If grace is meeting someone where they are, and transporting them to somewhere else, then Melissa is in the grace business. Bright twinkling eyes, warm smile and welcoming demeanor, her background and life experiences have led “Melissa” to be empathetic and understanding for her students and their families who are experiencing homelessness.
Seven years ago, she found herself suddenly homeless and unemployed. When her son was three weeks old, “the altercation happened – it was the last of many,” involving her son’s father. Melissa left and stayed with her sister, who became afraid for her safety as well.
So her sister could feel safe again, Melissa left and moved into a temporary homeless shelter for 30 days. Then another and another.
“I was so depressed,” she said talking about her experience as a homeless mother of a newborn. “I didn’t know what to do. I didn’t know how to come from being not pregnant, having a job, having my own place; to meeting this man, being beat on, getting pregnant, not having a job, not having an education, not having nothing. My family was afraid of dealing with me because of this man.”
In a matter of months, Melissa’s life had changed and she spun into depression.
Soon she noticed everywhere she went, she heard about Our House. After moving a few times, she found her way to Our House and was quickly welcomed into the community.
“When I got to Our House they pretty much held my hand through everything. I got him (my son) into Our House. It was just amazing. I’ve been working with kids for years,… I knew what quality looked like and the first day I was so comfortable. I was excited – I knew right off it was going to be the greatest fit for the both of us.”
It was a great fit. While her son was in the early learning center, Melissa’s Family Advocate at Our House helped her through the process of earning her GED, finding housing and enrolling in the Our House’s Child Development Associate (CDA) program.
“I thought it was going to be like a college,” Melissa said. “[But] when I got there they had play dough at the table and little toys.” The rigorous five month program, held in the Decatur location, required grit and determination to finish. Her class, which started with over 20 students, graduated about half of those enrolled.
Melissa said she cried during her graduation speech. “I never in my life started something major and finished it. It wasn’t easy, but the program kept me there.” Even though Melissa was still struggling with depression, and had trouble finding traditional housing, she persevered and graduated.

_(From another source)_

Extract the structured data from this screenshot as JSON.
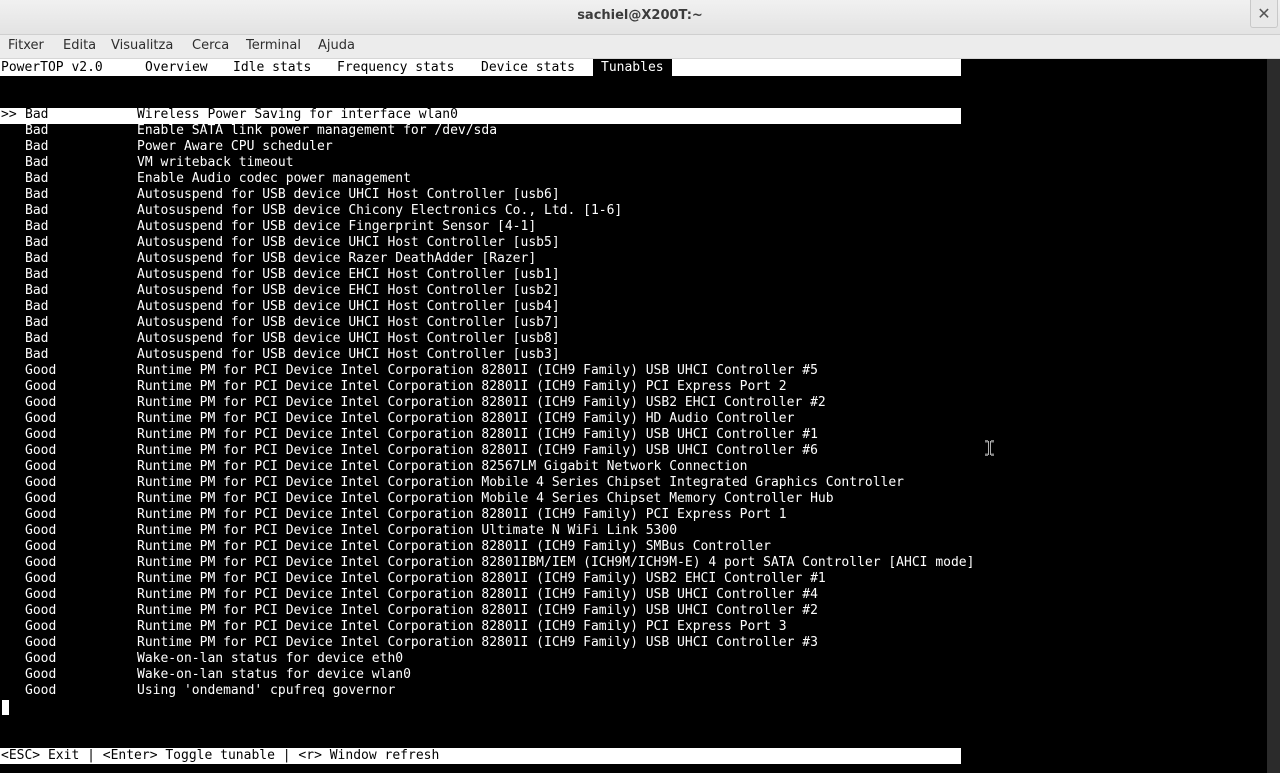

Her pride is obvious and reflects the hard work she put in to earn her degree and her current dedication to her students. Melissa interned at the Atlanta location and was hired by Our House to serve as a teacher.
Seven years after she had to flee with her three week old baby, Melissa is living life on her own terms. “I’m now in my own apartment and [my son] goes to a charter school.”

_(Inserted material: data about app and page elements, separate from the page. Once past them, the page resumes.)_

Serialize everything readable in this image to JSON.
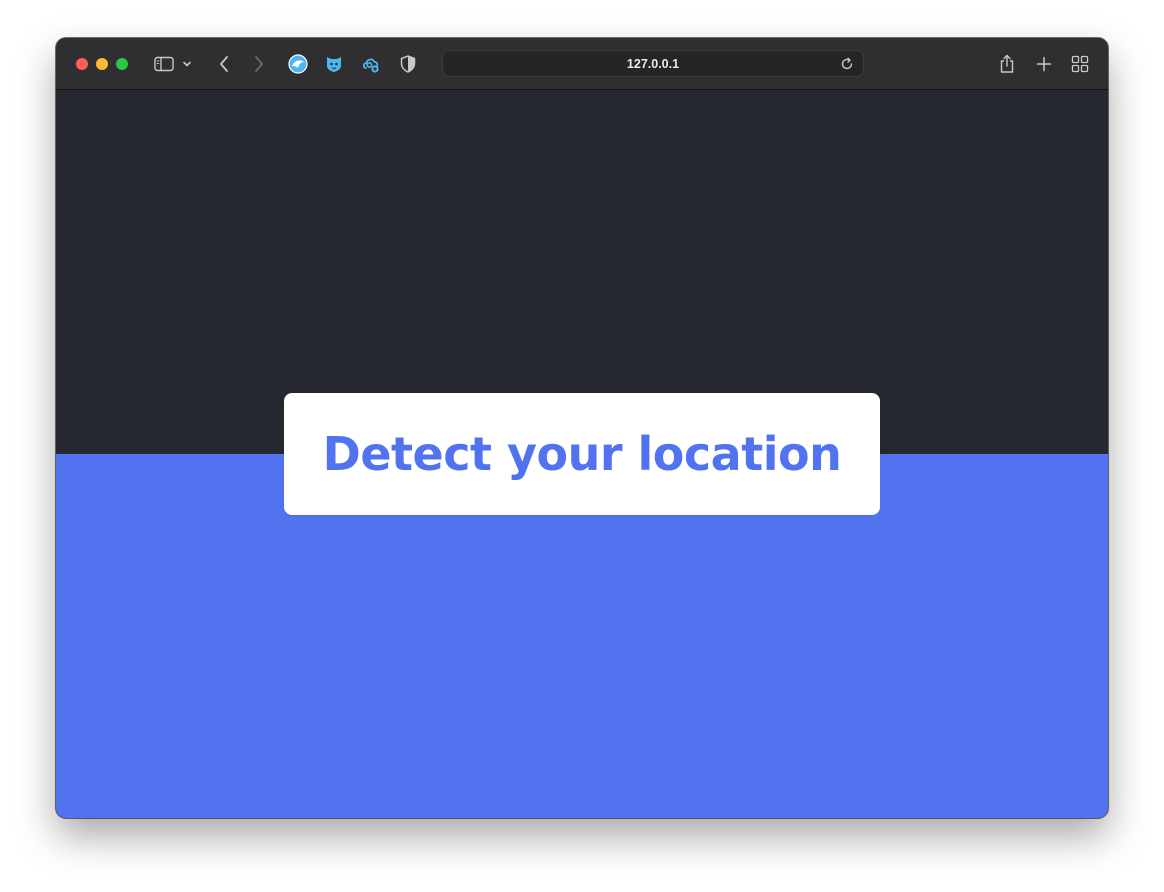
{
  "browser": {
    "url": "127.0.0.1",
    "toolbar_color": "#2f2f31"
  },
  "page": {
    "top_color": "#25282f",
    "bottom_color": "#5273ef",
    "button_label": "Detect your location",
    "button_text_color": "#5273ef"
  },
  "icons": [
    "sidebar-icon",
    "chevron-down-icon",
    "back-icon",
    "forward-icon",
    "extension-globe-icon",
    "extension-shield-cat-icon",
    "extension-cloud-icon",
    "privacy-shield-icon",
    "reload-icon",
    "share-icon",
    "new-tab-icon",
    "tab-overview-icon"
  ]
}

Our House continued to work with Melissa through the transition as she gained employment and moved out on her own. “I had to learn how to handle money again,” she said. “Our House worked to help me manage my money, I was able to sustain employment and my own place. We are good now.”
Now that Melissa is “a completely different person” she is using her compassion and understanding to help others who are experiencing homelessness.
She loves teaching at the Atlanta location, “I feel like I am doing so much for the community, for the families too. It makes them feel comfortable when they hear that I’ve been through the program. That I’ve been homeless and that I’m doing great.” Melissa feels that they understand “you can use the experience and be better than what you were.”
The hardest part of teaching these children is seeing “the stress on the kids, it brings me back, it brings me back,” she said with tears in her eyes. She recently had a four year old child tell her about the police coming the night before and taking someone to jail. “These are things you should not witness – he was so stressed – during dramatic play he just told me all of this,” Melissa said
“The hardest part is to see the stress and struggle,” she said, “but we are here to help them,” she said with determination. Melissa knows that by giving families a shelter to live and an education to thrive, we meet them where they are at that particular moment and help them rise up to a new level.
– By Jackie Cushman